There is a wonderful exhibition of photographs of Jackie Bouvier Kennedy Onassis on view through Columbus Day weekend at the Clinton Academy in East Hampton.
All the photos were taken when Jackie was a little girl in the 1930s. As part of high society, she and her younger sister spent summers at their parent’s estate, Lasata, on Further Lane in East Hampton, swimming, riding and playing games. But Jackie, her mother thought, was special. At the time, one of the New York City newspapers published a weekly supplement—brown ink on thicker paper—to keep track of the doings of this social set. For that purpose, the paper had a photographer out for the summer to provide them with pictures of these people. Everybody, including those being photographed, wanted to see everybody all dressed up and smiling and going to fairs, playing croquet, tennis or whatever.
Jackie’s mother, Janet Lee, encouraged this society photographer, Bert Morgan, to specifically take pictures of Jackie, not just for one event or another, but for all occasions she attended from the time she was 4-years-old until she was 15. Many of these photographs wound up not only in the Bouvier family albums, but also in the newspapers. Bert and his son Richard, at the time of their retirement from photographing the social set, had nearly 500,000 negatives of photographs they’d shot.
In any case, Jackie is adorable, and you can go to Clinton Academy and enjoy Jackie, the future First Lady, as she grows up, and look at her sister Lee and her friends and parents. There are also photographs, in a second floor gallery, of some members of society at that time taken by others—photos the Historical Society owns.
There were two photographs from this era that I found particularly amusing. Neither is of Jackie. One of them is of a handsome young couple sitting on a split rail fence bordering a horse pasture. He is square-jawed with dark hair all slicked back as he smiles admiringly at his girl. She is very pretty, with curly blond hair, and she shows a little leg as she looks at the camera. The woman is the internationally known Swedish ice skater and Olympic champion Sonja Henie, who was at this time in the middle of her star turn as a film actress.
Here’s the caption:

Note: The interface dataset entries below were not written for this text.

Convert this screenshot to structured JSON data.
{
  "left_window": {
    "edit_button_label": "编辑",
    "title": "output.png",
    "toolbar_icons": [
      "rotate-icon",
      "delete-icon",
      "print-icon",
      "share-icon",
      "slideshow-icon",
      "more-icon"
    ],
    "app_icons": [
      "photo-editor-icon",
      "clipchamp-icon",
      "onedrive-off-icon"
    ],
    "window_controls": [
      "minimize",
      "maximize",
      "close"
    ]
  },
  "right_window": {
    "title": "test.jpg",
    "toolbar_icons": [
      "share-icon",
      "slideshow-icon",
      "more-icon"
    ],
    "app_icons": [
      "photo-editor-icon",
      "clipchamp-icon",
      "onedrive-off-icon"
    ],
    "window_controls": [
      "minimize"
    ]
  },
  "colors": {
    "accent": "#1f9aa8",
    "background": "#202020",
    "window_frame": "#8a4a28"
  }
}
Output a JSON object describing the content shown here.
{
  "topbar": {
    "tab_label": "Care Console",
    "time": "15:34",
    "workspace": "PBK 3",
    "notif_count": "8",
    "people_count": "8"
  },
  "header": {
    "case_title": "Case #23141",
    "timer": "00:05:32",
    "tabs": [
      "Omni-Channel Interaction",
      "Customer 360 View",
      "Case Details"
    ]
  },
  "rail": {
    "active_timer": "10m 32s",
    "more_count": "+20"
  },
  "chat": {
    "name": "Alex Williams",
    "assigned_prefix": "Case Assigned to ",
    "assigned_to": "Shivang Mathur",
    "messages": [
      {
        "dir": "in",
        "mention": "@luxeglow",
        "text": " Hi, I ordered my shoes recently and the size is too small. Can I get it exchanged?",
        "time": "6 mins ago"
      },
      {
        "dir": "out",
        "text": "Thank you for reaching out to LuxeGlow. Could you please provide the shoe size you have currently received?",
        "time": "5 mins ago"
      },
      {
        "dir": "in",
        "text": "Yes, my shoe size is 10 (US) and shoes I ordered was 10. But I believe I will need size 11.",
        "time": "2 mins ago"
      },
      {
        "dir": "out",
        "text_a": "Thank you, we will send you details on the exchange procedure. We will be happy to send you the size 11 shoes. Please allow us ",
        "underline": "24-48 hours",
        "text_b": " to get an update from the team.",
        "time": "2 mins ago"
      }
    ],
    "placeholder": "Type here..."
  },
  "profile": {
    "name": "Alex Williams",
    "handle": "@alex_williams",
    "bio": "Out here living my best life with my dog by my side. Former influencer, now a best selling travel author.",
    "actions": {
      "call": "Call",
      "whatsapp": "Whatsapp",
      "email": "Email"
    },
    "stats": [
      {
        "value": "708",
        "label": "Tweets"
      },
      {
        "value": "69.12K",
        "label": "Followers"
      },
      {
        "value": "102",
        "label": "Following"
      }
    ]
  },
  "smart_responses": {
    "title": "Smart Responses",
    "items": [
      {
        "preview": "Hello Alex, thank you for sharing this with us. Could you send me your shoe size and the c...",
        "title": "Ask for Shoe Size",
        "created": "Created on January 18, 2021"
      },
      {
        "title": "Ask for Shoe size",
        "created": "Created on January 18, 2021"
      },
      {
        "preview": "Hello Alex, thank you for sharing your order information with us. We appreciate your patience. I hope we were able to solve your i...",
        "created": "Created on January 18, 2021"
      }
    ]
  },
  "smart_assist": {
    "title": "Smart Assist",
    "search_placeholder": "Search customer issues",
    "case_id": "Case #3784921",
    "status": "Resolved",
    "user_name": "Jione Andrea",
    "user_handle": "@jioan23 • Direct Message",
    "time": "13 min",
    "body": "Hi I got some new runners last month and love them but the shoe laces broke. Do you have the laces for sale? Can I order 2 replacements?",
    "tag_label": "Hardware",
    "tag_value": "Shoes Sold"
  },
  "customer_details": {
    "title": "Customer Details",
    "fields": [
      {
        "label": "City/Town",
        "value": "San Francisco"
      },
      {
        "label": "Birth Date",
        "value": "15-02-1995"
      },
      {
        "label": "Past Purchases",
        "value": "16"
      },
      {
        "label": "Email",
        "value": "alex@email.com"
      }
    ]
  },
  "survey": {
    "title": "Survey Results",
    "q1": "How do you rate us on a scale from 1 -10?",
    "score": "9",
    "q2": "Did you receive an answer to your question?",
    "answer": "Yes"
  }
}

“The former Sonja Henie and her husband, Dan Topping, sun themselves on a summery afternoon at the Bradley Dresser cottage on Rivers Road in East Hampton. They were married in Chicago last week and are spending their honeymoon here.
“Topping was part owner of both the Brooklyn Dodgers and the New York Yankees. He was married six times. His marriage to skating and movie star Henie lasted six years.”
The second photo shows a handsome beach house in the Hamptons. A couple walk side-by-side down a wooden stairs to the beach. It is their wedding day. She is a dowager woman of a certain age. He’s a nervous younger man in an ill-fitting suit. Here’s the caption:
“Fowler Mccormick And Bride, Anne Stillman, At East Hampton Cottage, June 6, 1931.
“Fowler McCormick, grandson of John D. Rockefeller, Sr. and heir to the Harvester millions, with his bride, the former Mrs. Anne Stillman, at their Oceanside cottage at East Hampton, L.I. The marriage of the young man, he is 32, to Mrs. Stillman, who is 51, took place three hours after she heard the news that she had been divorced from Mr. James A. Stillman.
“Mrs. Anne “Fifi” McCormick was quoted, right after the wedding ‘Perhaps I have vulgar taste; I’ve gotten a lot of enjoyment out of reporters riding along with me on trains. I like beautiful jewelry, I love beautiful clothes and stockings that cost lots of money. I’m going to like working with my husband.’”